◆ The task:
Search the records for the word "heart" and copy each line in which it appears.

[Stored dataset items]
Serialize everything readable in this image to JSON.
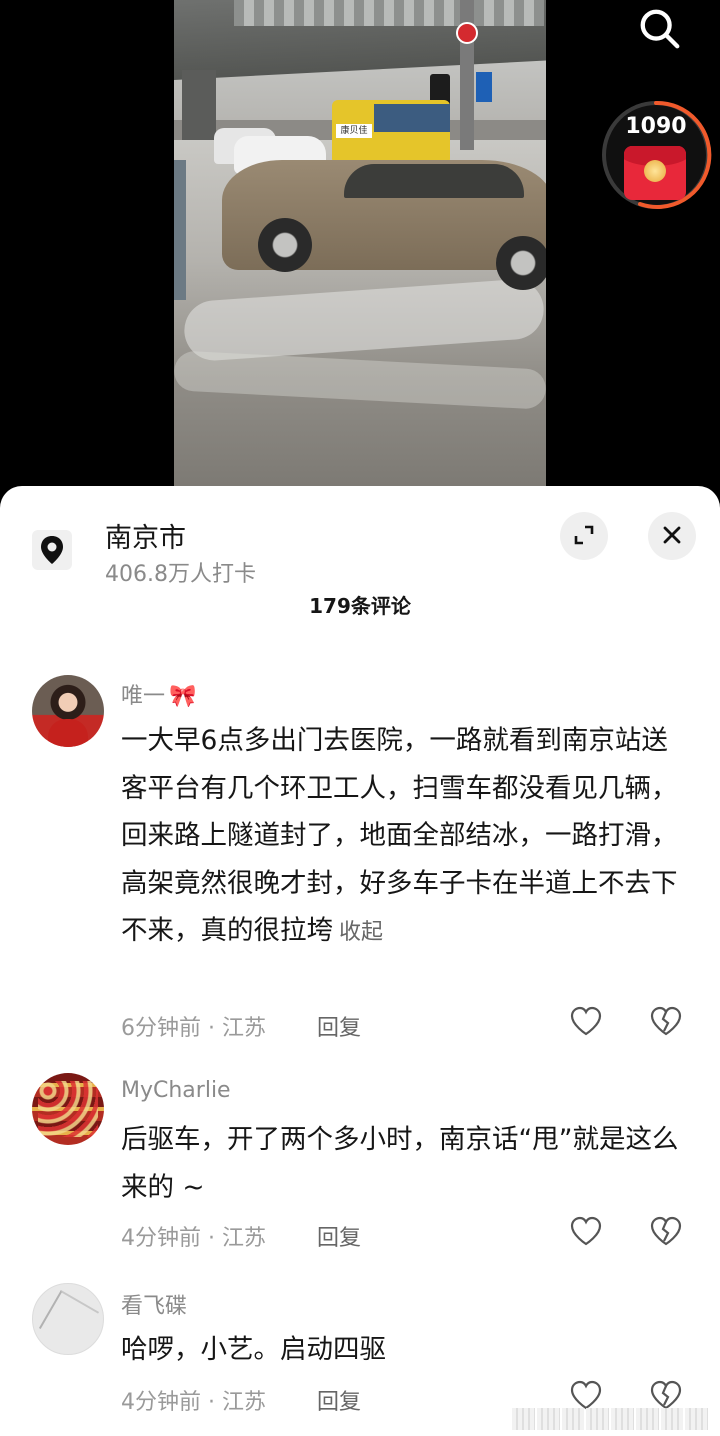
{
  "video": {
    "bus_sign": "康贝佳"
  },
  "top_right": {
    "redpacket_count": "1090"
  },
  "sheet": {
    "location_title": "南京市",
    "location_sub": "406.8万人打卡",
    "comment_count": "179条评论"
  },
  "comments": [
    {
      "name": "唯一",
      "name_decoration": "🎀",
      "text": "一大早6点多出门去医院，一路就看到南京站送客平台有几个环卫工人，扫雪车都没看见几辆，回来路上隧道封了，地面全部结冰，一路打滑，高架竟然很晚才封，好多车子卡在半道上不去下不来，真的很拉垮",
      "fold_label": "收起",
      "meta": "6分钟前 · 江苏",
      "reply": "回复"
    },
    {
      "name": "MyCharlie",
      "text": "后驱车，开了两个多小时，南京话“甩”就是这么来的 ~",
      "meta": "4分钟前 · 江苏",
      "reply": "回复"
    },
    {
      "name": "看飞碟",
      "text": "哈啰，小艺。启动四驱",
      "meta": "4分钟前 · 江苏",
      "reply": "回复"
    }
  ],
  "icons": {
    "search": "search-icon",
    "location": "location-pin-icon",
    "expand": "expand-icon",
    "close": "close-icon",
    "like": "heart-icon",
    "dislike": "broken-heart-icon"
  },
  "colors": {
    "redpacket": "#e8283a",
    "ring": "#f05a2c",
    "text_primary": "#161616",
    "text_secondary": "#8a8a8a"
  }
}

◆ Solution for this exercise:
    "like": "heart-icon",
    "dislike": "broken-heart-icon"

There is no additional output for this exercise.